South Africa is experiencing a speedy epidemiologic transition with an alarming increase in obesity and associated disease. The appeal of over-the-counter dietary supplements as a “magic bullet” for weight loss entices many patients who desire to lose weight. The aim of this study was to provide evidence regarding the effect of three common weight loss dietary supplements or ingredients, and these are conjugated linoleic acid, L-carnitine and hydroxycitric acid at the daily recommended dosage. The antioxidant activity (chemical and cellular), toxicity (reactive oxygen species induction, cellular viability, erythrocyte haemolysis), effects on lipid accumulation (differentiated and differentiating adipocytes) and blood coagulation was determined using ephedrine as a weight loss control.

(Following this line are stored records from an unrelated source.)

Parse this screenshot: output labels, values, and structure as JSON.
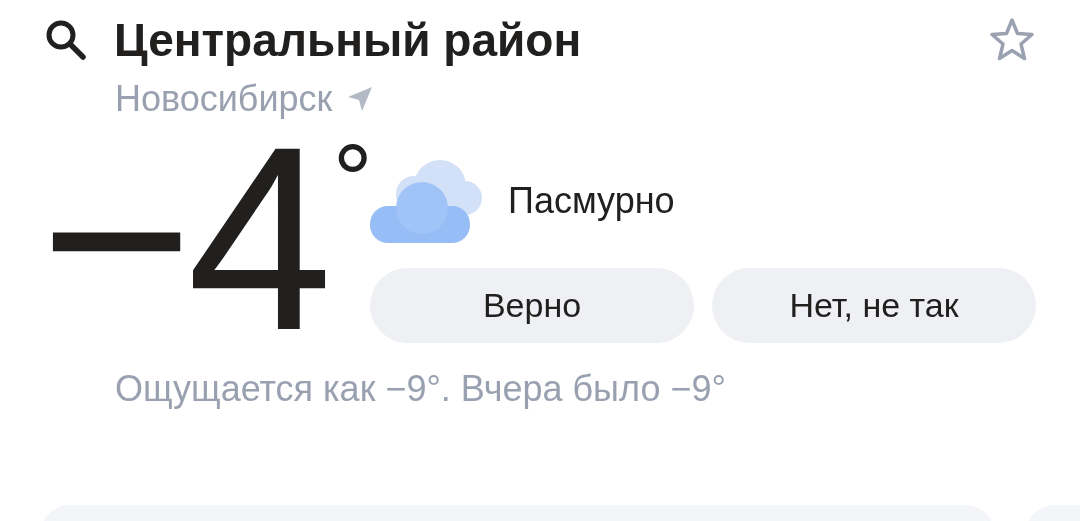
{
  "header": {
    "title": "Центральный район",
    "city": "Новосибирск"
  },
  "current": {
    "temperature": "−4",
    "degree_mark": "°",
    "condition": "Пасмурно"
  },
  "feedback_buttons": [
    {
      "label": "Верно"
    },
    {
      "label": "Нет, не так"
    }
  ],
  "feels_like": "Ощущается как −9°. Вчера было −9°"
}
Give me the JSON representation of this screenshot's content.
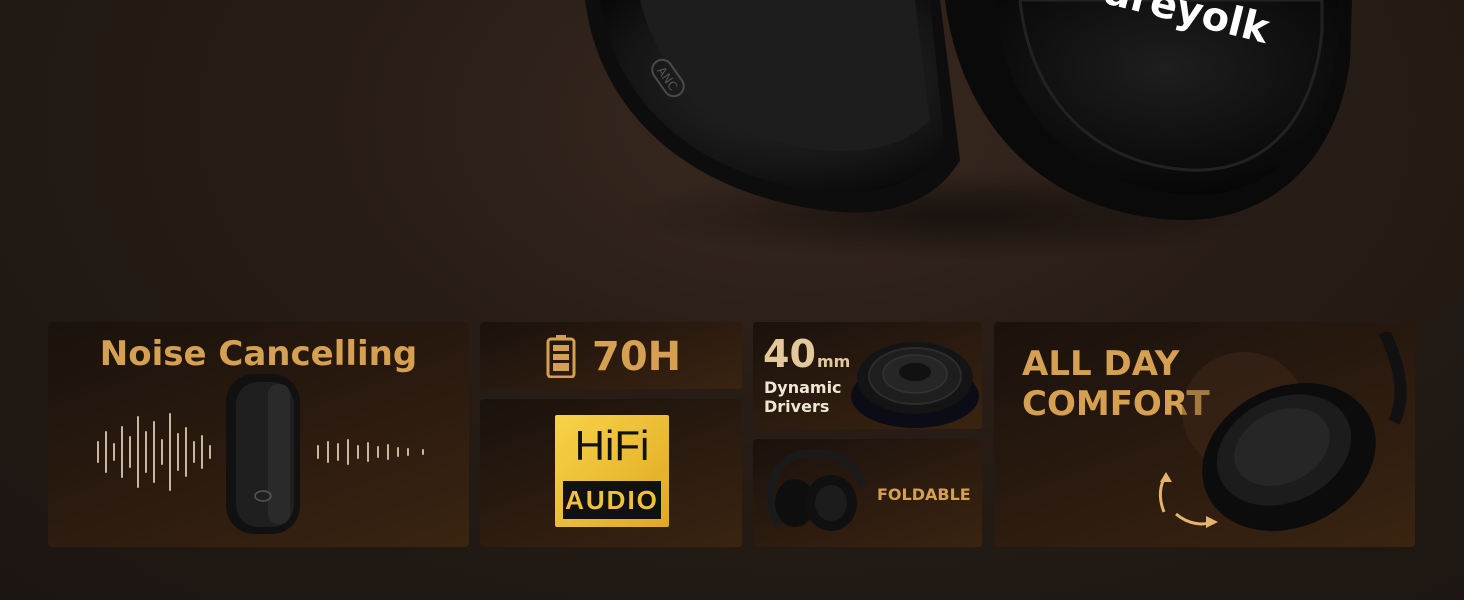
{
  "hero": {
    "brand": "areyolk",
    "button_label": "ANC"
  },
  "features": {
    "noise": {
      "title": "Noise Cancelling"
    },
    "battery": {
      "title": "70H",
      "icon": "battery-icon"
    },
    "hifi": {
      "top": "HiFi",
      "bottom": "AUDIO"
    },
    "driver": {
      "size": "40",
      "unit": "mm",
      "line1": "Dynamic",
      "line2": "Drivers"
    },
    "foldable": {
      "title": "FOLDABLE"
    },
    "comfort": {
      "line1": "ALL DAY",
      "line2": "COMFORT"
    }
  },
  "colors": {
    "gold": "#d6a052",
    "background": "#211913",
    "hifi_gold": "#f0c23c"
  }
}
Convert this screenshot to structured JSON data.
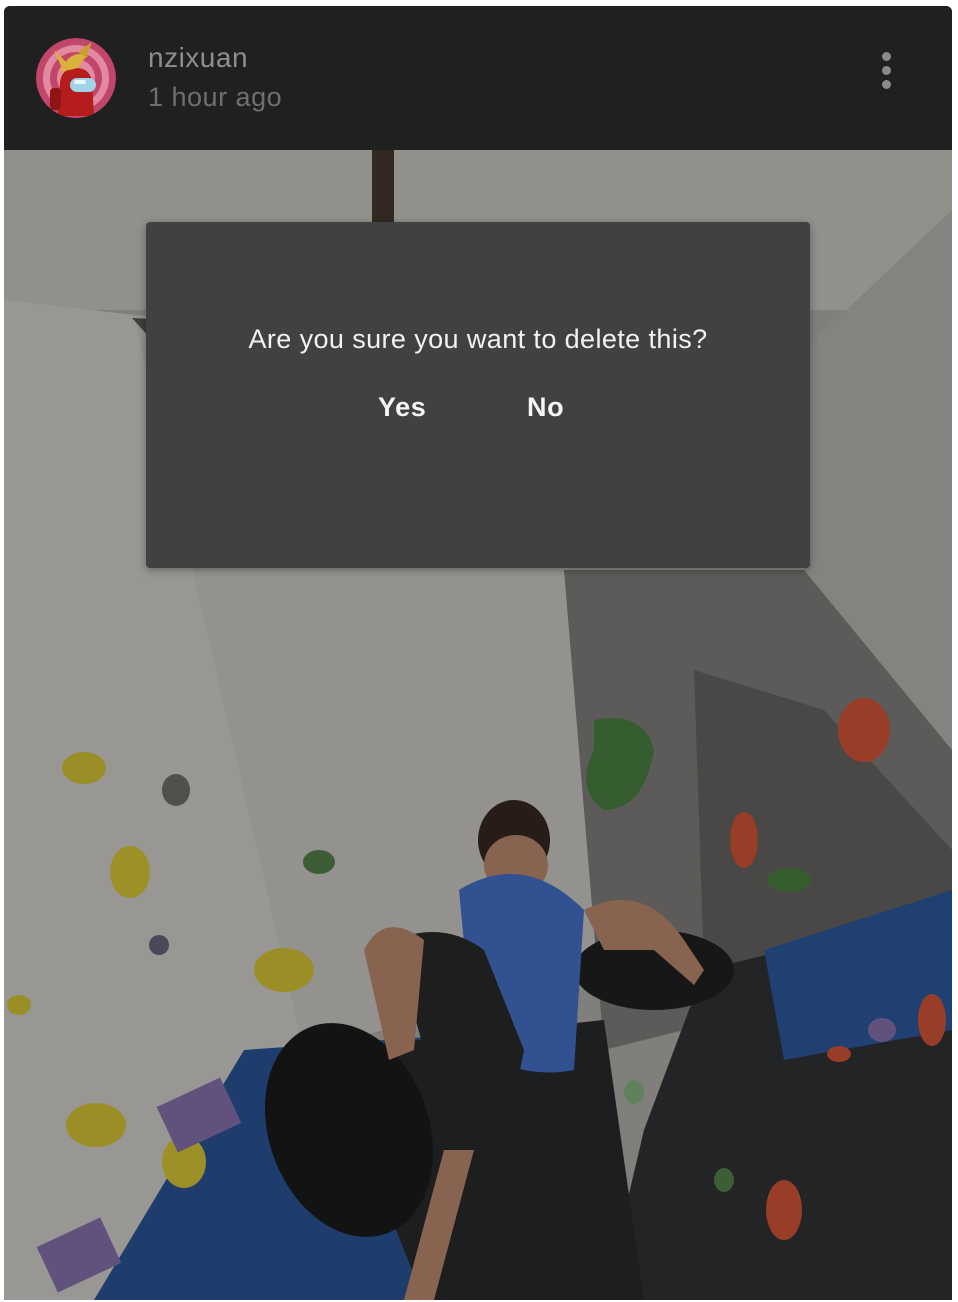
{
  "post": {
    "username": "nzixuan",
    "timestamp": "1 hour ago",
    "avatar_icon": "crewmate-avatar-icon",
    "menu_icon": "more-vertical-icon"
  },
  "dialog": {
    "message": "Are you sure you want to delete this?",
    "confirm_label": "Yes",
    "cancel_label": "No"
  },
  "colors": {
    "card_background": "#202020",
    "dialog_background": "#414141",
    "dialog_text": "#f2f2f2",
    "username_text": "#8e8e8e"
  }
}
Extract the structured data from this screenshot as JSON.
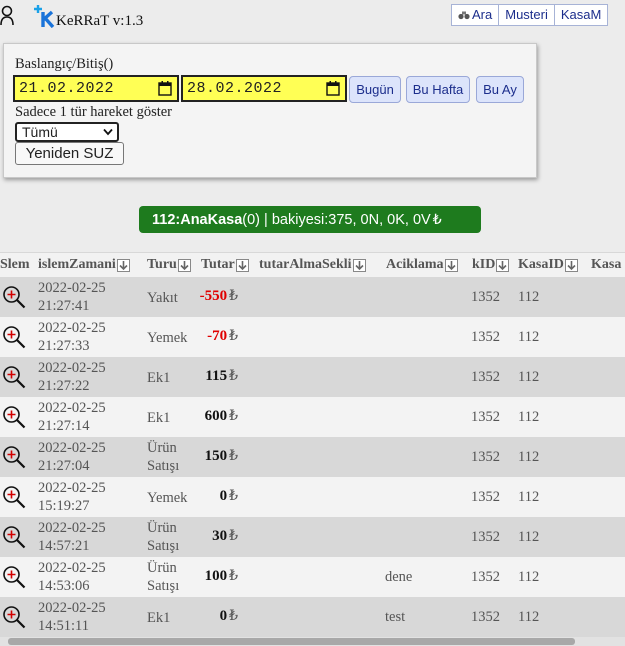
{
  "app": {
    "title": "KeRRaT v:1.3"
  },
  "nav": [
    {
      "label": "Ara",
      "icon": "binoculars-icon"
    },
    {
      "label": "Musteri"
    },
    {
      "label": "KasaM"
    }
  ],
  "filter": {
    "date_label": "Baslangıç/Bitiş()",
    "start_date": "21.02.2022",
    "end_date": "28.02.2022",
    "today_label": "Bugün",
    "week_label": "Bu Hafta",
    "month_label": "Bu Ay",
    "type_label": "Sadece 1 tür hareket göster",
    "type_selected": "Tümü",
    "refilter_label": "Yeniden SUZ"
  },
  "kasa": {
    "name": "112:AnaKasa",
    "count": "(0)",
    "balance_text": " | bakiyesi:375, ",
    "n": "0N",
    "k": "0K",
    "v": "0V",
    "currency": "₺"
  },
  "table": {
    "columns": [
      "Slem",
      "islemZamani",
      "Turu",
      "Tutar",
      "tutarAlmaSekli",
      "Aciklama",
      "kID",
      "KasaID",
      "Kasa"
    ],
    "rows": [
      {
        "date": "2022-02-25",
        "time": "21:27:41",
        "type1": "Yakıt",
        "type2": "",
        "amount": "-550",
        "neg": true,
        "desc": "",
        "kid": "1352",
        "kasa": "112"
      },
      {
        "date": "2022-02-25",
        "time": "21:27:33",
        "type1": "Yemek",
        "type2": "",
        "amount": "-70",
        "neg": true,
        "desc": "",
        "kid": "1352",
        "kasa": "112"
      },
      {
        "date": "2022-02-25",
        "time": "21:27:22",
        "type1": "Ek1",
        "type2": "",
        "amount": "115",
        "neg": false,
        "desc": "",
        "kid": "1352",
        "kasa": "112"
      },
      {
        "date": "2022-02-25",
        "time": "21:27:14",
        "type1": "Ek1",
        "type2": "",
        "amount": "600",
        "neg": false,
        "desc": "",
        "kid": "1352",
        "kasa": "112"
      },
      {
        "date": "2022-02-25",
        "time": "21:27:04",
        "type1": "Ürün",
        "type2": "Satışı",
        "amount": "150",
        "neg": false,
        "desc": "",
        "kid": "1352",
        "kasa": "112"
      },
      {
        "date": "2022-02-25",
        "time": "15:19:27",
        "type1": "Yemek",
        "type2": "",
        "amount": "0",
        "neg": false,
        "desc": "",
        "kid": "1352",
        "kasa": "112"
      },
      {
        "date": "2022-02-25",
        "time": "14:57:21",
        "type1": "Ürün",
        "type2": "Satışı",
        "amount": "30",
        "neg": false,
        "desc": "",
        "kid": "1352",
        "kasa": "112"
      },
      {
        "date": "2022-02-25",
        "time": "14:53:06",
        "type1": "Ürün",
        "type2": "Satışı",
        "amount": "100",
        "neg": false,
        "desc": "dene",
        "kid": "1352",
        "kasa": "112"
      },
      {
        "date": "2022-02-25",
        "time": "14:51:11",
        "type1": "Ek1",
        "type2": "",
        "amount": "0",
        "neg": false,
        "desc": "test",
        "kid": "1352",
        "kasa": "112"
      }
    ]
  }
}
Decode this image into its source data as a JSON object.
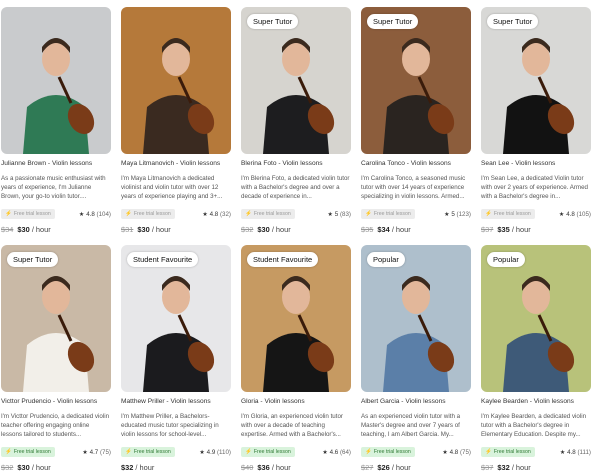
{
  "tutors": [
    {
      "badge": "",
      "name": "Julianne Brown - Violin lessons",
      "desc": "As a passionate music enthusiast with years of experience, I'm Julianne Brown, your go-to violin tutor....",
      "trial": "Free trial lesson",
      "trial_style": "grey",
      "rating": "4.8",
      "reviews": "(104)",
      "old_price": "$34",
      "price": "$30",
      "unit": "/ hour",
      "bg": "#c9cbcd",
      "fg": "#2f7a55"
    },
    {
      "badge": "",
      "name": "Maya Litmanovich - Violin lessons",
      "desc": "I'm Maya Litmanovich a dedicated violinist and violin tutor with over 12 years of experience playing and 3+...",
      "trial": "Free trial lesson",
      "trial_style": "grey",
      "rating": "4.8",
      "reviews": "(32)",
      "old_price": "$31",
      "price": "$30",
      "unit": "/ hour",
      "bg": "#b5793a",
      "fg": "#3a2a20"
    },
    {
      "badge": "Super Tutor",
      "name": "Blerina Foto - Violin lessons",
      "desc": "I'm Blerina Foto, a dedicated violin tutor with a Bachelor's degree and over a decade of experience in...",
      "trial": "Free trial lesson",
      "trial_style": "grey",
      "rating": "5",
      "reviews": "(83)",
      "old_price": "$32",
      "price": "$30",
      "unit": "/ hour",
      "bg": "#d6d4cf",
      "fg": "#1d1d1f"
    },
    {
      "badge": "Super Tutor",
      "name": "Carolina Tonco - Violin lessons",
      "desc": "I'm Carolina Tonco, a seasoned music tutor with over 14 years of experience specializing in violin lessons. Armed...",
      "trial": "Free trial lesson",
      "trial_style": "grey",
      "rating": "5",
      "reviews": "(123)",
      "old_price": "$35",
      "price": "$34",
      "unit": "/ hour",
      "bg": "#8c5d3c",
      "fg": "#2a2420"
    },
    {
      "badge": "Super Tutor",
      "name": "Sean Lee - Violin lessons",
      "desc": "I'm Sean Lee, a dedicated Violin tutor with over 2 years of experience. Armed with a Bachelor's degree in...",
      "trial": "Free trial lesson",
      "trial_style": "grey",
      "rating": "4.8",
      "reviews": "(105)",
      "old_price": "$37",
      "price": "$35",
      "unit": "/ hour",
      "bg": "#d8d8d6",
      "fg": "#121212"
    },
    {
      "badge": "Super Tutor",
      "name": "Victtor Prudencio - Violin lessons",
      "desc": "I'm Victtor Prudencio, a dedicated violin teacher offering engaging online lessons tailored to students...",
      "trial": "Free trial lesson",
      "trial_style": "green",
      "rating": "4.7",
      "reviews": "(75)",
      "old_price": "$32",
      "price": "$30",
      "unit": "/ hour",
      "bg": "#c9b9a6",
      "fg": "#f2efe9"
    },
    {
      "badge": "Student Favourite",
      "name": "Matthew Priller - Violin lessons",
      "desc": "I'm Matthew Priller, a Bachelors-educated music tutor specializing in violin lessons for school-level...",
      "trial": "Free trial lesson",
      "trial_style": "green",
      "rating": "4.9",
      "reviews": "(110)",
      "old_price": "",
      "price": "$32",
      "unit": "/ hour",
      "bg": "#e7e7e9",
      "fg": "#1b1b1e"
    },
    {
      "badge": "Student Favourite",
      "name": "Gloria - Violin lessons",
      "desc": "I'm Gloria, an experienced violin tutor with over a decade of teaching expertise. Armed with a Bachelor's...",
      "trial": "Free trial lesson",
      "trial_style": "green",
      "rating": "4.6",
      "reviews": "(64)",
      "old_price": "$40",
      "price": "$36",
      "unit": "/ hour",
      "bg": "#c69a62",
      "fg": "#151515"
    },
    {
      "badge": "Popular",
      "name": "Albert Garcia - Violin lessons",
      "desc": "As an experienced violin tutor with a Master's degree and over 7 years of teaching, I am Albert Garcia. My...",
      "trial": "Free trial lesson",
      "trial_style": "green",
      "rating": "4.8",
      "reviews": "(75)",
      "old_price": "$27",
      "price": "$26",
      "unit": "/ hour",
      "bg": "#aebfcc",
      "fg": "#5b7fa8"
    },
    {
      "badge": "Popular",
      "name": "Kaylee Bearden - Violin lessons",
      "desc": "I'm Kaylee Bearden, a dedicated violin tutor with a Bachelor's degree in Elementary Education. Despite my...",
      "trial": "Free trial lesson",
      "trial_style": "green",
      "rating": "4.8",
      "reviews": "(111)",
      "old_price": "$37",
      "price": "$32",
      "unit": "/ hour",
      "bg": "#b8c27a",
      "fg": "#3e5a78"
    }
  ],
  "icons": {
    "star": "star-icon",
    "bolt": "bolt-icon"
  }
}
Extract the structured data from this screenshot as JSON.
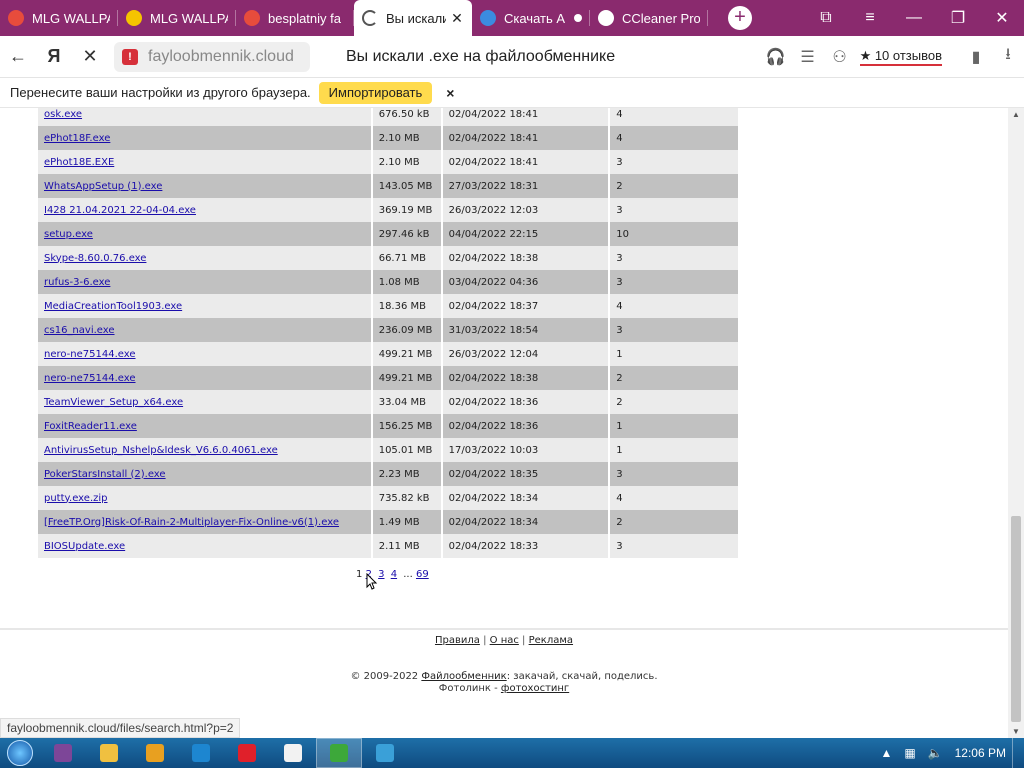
{
  "tabs": [
    {
      "title": "MLG WALLPA",
      "icon": "yandex-icon",
      "color": "#e74c3c"
    },
    {
      "title": "MLG WALLPA",
      "icon": "yandex-images-icon",
      "color": "#f5c400"
    },
    {
      "title": "besplatniy fa",
      "icon": "yandex-icon",
      "color": "#e74c3c"
    },
    {
      "title": "Вы искали",
      "icon": "loading-icon",
      "active": true
    },
    {
      "title": "Скачать А",
      "icon": "edge-icon",
      "color": "#3b8be0",
      "dot": true
    },
    {
      "title": "CCleaner Pro",
      "icon": "ccleaner-icon",
      "color": "#fff"
    }
  ],
  "address": {
    "url": "fayloobmennik.cloud",
    "page_title": "Вы искали .exe на файлообменнике",
    "reviews": "★ 10 отзывов"
  },
  "infobar": {
    "text": "Перенесите ваши настройки из другого браузера.",
    "button": "Импортировать",
    "close": "×"
  },
  "files": [
    {
      "name": "osk.exe",
      "size": "676.50 kB",
      "date": "02/04/2022 18:41",
      "downloads": "4"
    },
    {
      "name": "ePhot18F.exe",
      "size": "2.10 MB",
      "date": "02/04/2022 18:41",
      "downloads": "4"
    },
    {
      "name": "ePhot18E.EXE",
      "size": "2.10 MB",
      "date": "02/04/2022 18:41",
      "downloads": "3"
    },
    {
      "name": "WhatsAppSetup (1).exe",
      "size": "143.05 MB",
      "date": "27/03/2022 18:31",
      "downloads": "2"
    },
    {
      "name": "I428 21.04.2021 22-04-04.exe",
      "size": "369.19 MB",
      "date": "26/03/2022 12:03",
      "downloads": "3"
    },
    {
      "name": "setup.exe",
      "size": "297.46 kB",
      "date": "04/04/2022 22:15",
      "downloads": "10"
    },
    {
      "name": "Skype-8.60.0.76.exe",
      "size": "66.71 MB",
      "date": "02/04/2022 18:38",
      "downloads": "3"
    },
    {
      "name": "rufus-3-6.exe",
      "size": "1.08 MB",
      "date": "03/04/2022 04:36",
      "downloads": "3"
    },
    {
      "name": "MediaCreationTool1903.exe",
      "size": "18.36 MB",
      "date": "02/04/2022 18:37",
      "downloads": "4"
    },
    {
      "name": "cs16_navi.exe",
      "size": "236.09 MB",
      "date": "31/03/2022 18:54",
      "downloads": "3"
    },
    {
      "name": "nero-ne75144.exe",
      "size": "499.21 MB",
      "date": "26/03/2022 12:04",
      "downloads": "1"
    },
    {
      "name": "nero-ne75144.exe",
      "size": "499.21 MB",
      "date": "02/04/2022 18:38",
      "downloads": "2"
    },
    {
      "name": "TeamViewer_Setup_x64.exe",
      "size": "33.04 MB",
      "date": "02/04/2022 18:36",
      "downloads": "2"
    },
    {
      "name": "FoxitReader11.exe",
      "size": "156.25 MB",
      "date": "02/04/2022 18:36",
      "downloads": "1"
    },
    {
      "name": "AntivirusSetup_Nshelp&Idesk_V6.6.0.4061.exe",
      "size": "105.01 MB",
      "date": "17/03/2022 10:03",
      "downloads": "1"
    },
    {
      "name": "PokerStarsInstall (2).exe",
      "size": "2.23 MB",
      "date": "02/04/2022 18:35",
      "downloads": "3"
    },
    {
      "name": "putty.exe.zip",
      "size": "735.82 kB",
      "date": "02/04/2022 18:34",
      "downloads": "4"
    },
    {
      "name": "[FreeTP.Org]Risk-Of-Rain-2-Multiplayer-Fix-Online-v6(1).exe",
      "size": "1.49 MB",
      "date": "02/04/2022 18:34",
      "downloads": "2"
    },
    {
      "name": "BIOSUpdate.exe",
      "size": "2.11 MB",
      "date": "02/04/2022 18:33",
      "downloads": "3"
    }
  ],
  "pager": {
    "current": "1",
    "pages": [
      "2",
      "3",
      "4"
    ],
    "ellipsis": "...",
    "last": "69"
  },
  "footer": {
    "links": [
      "Правила",
      "О нас",
      "Реклама"
    ],
    "separator": "|",
    "copyright_prefix": "© 2009-2022",
    "site_link": "Файлообменник",
    "slogan": ": закачай, скачай, поделись.",
    "photo_prefix": "Фотолинк -",
    "photo_link": "фотохостинг"
  },
  "status_url": "fayloobmennik.cloud/files/search.html?p=2",
  "taskbar": {
    "apps": [
      {
        "icon": "tor-icon",
        "color": "#7d4698"
      },
      {
        "icon": "explorer-icon",
        "color": "#f0c040"
      },
      {
        "icon": "media-player-icon",
        "color": "#e8a020"
      },
      {
        "icon": "ccleaner-icon",
        "color": "#1d86d0"
      },
      {
        "icon": "opera-icon",
        "color": "#e0202a"
      },
      {
        "icon": "yandex-browser-icon",
        "color": "#f2f2f2"
      },
      {
        "icon": "green-app-icon",
        "color": "#3da83a",
        "active": true
      },
      {
        "icon": "network-app-icon",
        "color": "#3aa0d8"
      }
    ],
    "clock": "12:06 PM"
  }
}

The chemical and cellular oxidative/antioxidant effects of ephedrine, conjugated linoleic acid, L-carnitine and hydroxycitric acid were determined at low (0,75, 1, 2 and 4 _g/mL) and high (25, 50 and 250 _g/mL) concentrations with the oxygen radical absorption capacity assay. The cellular antioxidant effects of ephedrine, conjugated linoleic acid, L-carnitine and hydroxycitric acid were determined at low (7,5 – 42,5 _g/mL) and high (250 – 2500 _g/mL) concentrations with cellular 2’,7’-dichlorofluorescein diacetate assay. The cytotoxicity and haemolytic activity were determined in murine fibroblasts (L929), undifferentiated and differentiated murine fibroblasts (3T3-L1 cells) and human erythrocytes using the 3-(4,5-dimethylthiazol-2-yl)-2,5-diphenyltetrazolium bromide and haemolysis assays, respectively. The effects on lipid accumulation in differentiated 3T3-L1 adipocytes were evaluated with the Oil Red O assay at concentrations of 10 and 100 _g/mL. In addition, the effects of 10 and 100 _g/mL of each weight loss compound on erythrocyte morphology and fibrin networks were examined using scanning electron microscopy.
Neither L-carnitine nor hydroxycitric acid had antioxidant activity, however, only hydroxycitric acid at 500 – 2500 _g/mL protected 3T3-L1 preadipocytes against oxidative damage. Both did not induce oxidative stress. In contrast, conjugated linoleic acid was found to have antioxidant activity at 25 – 250 _g/mL, however this translated into oxidative damage or pro-oxidant effect in 3T3-L1 preadipocytes. Of concern is that conjugated linoleic acid is marketed as a product with antioxidant properties and this effect was not observed using cellular models. No antioxidant or oxidative effects were observed for ephedrine and conjugated linoleic acid, however at 500 _g/mL both weight loss compounds were cytotoxic. All compounds at 10 and 100 _g/mL did not alter lipid levels or reduce lipid accumulation in differentiated adipocytes. Ephedrine, conjugated linoleic acid, L-carnitine and hydroxycitric acid at increasing concentrations following 3, 24 and 48 hour exposure did not cause human erythrocyte haemolysis. Exposure of human whole blood to the weight loss compounds for 30 minutes, did not cause changes to erythrocyte morphology and the structure of the fibrin network that formed. Findings were that ephedrine, conjugated linoleic acid, L-carnitine and hydroxycitric acid does not adversely affect blood haemostasis.
High concentrations of each weight loss compound were used and does not necessary represent blood levels following absorption, which would be lower. It can therefore be concluded that in healthy individuals, these weight loss compounds will not adversely affect cellular function although conjugated linoleic acid and ephedrine were cytotoxic at high concentrations. Future studies should focus on the effects of these compounds on different cellular pathways and the effects on blood should be evaluated in obese patients, where these over-the-counter weight loss compounds may have a beneficial ability to reduce oxidative stress and improve blood haemostasis.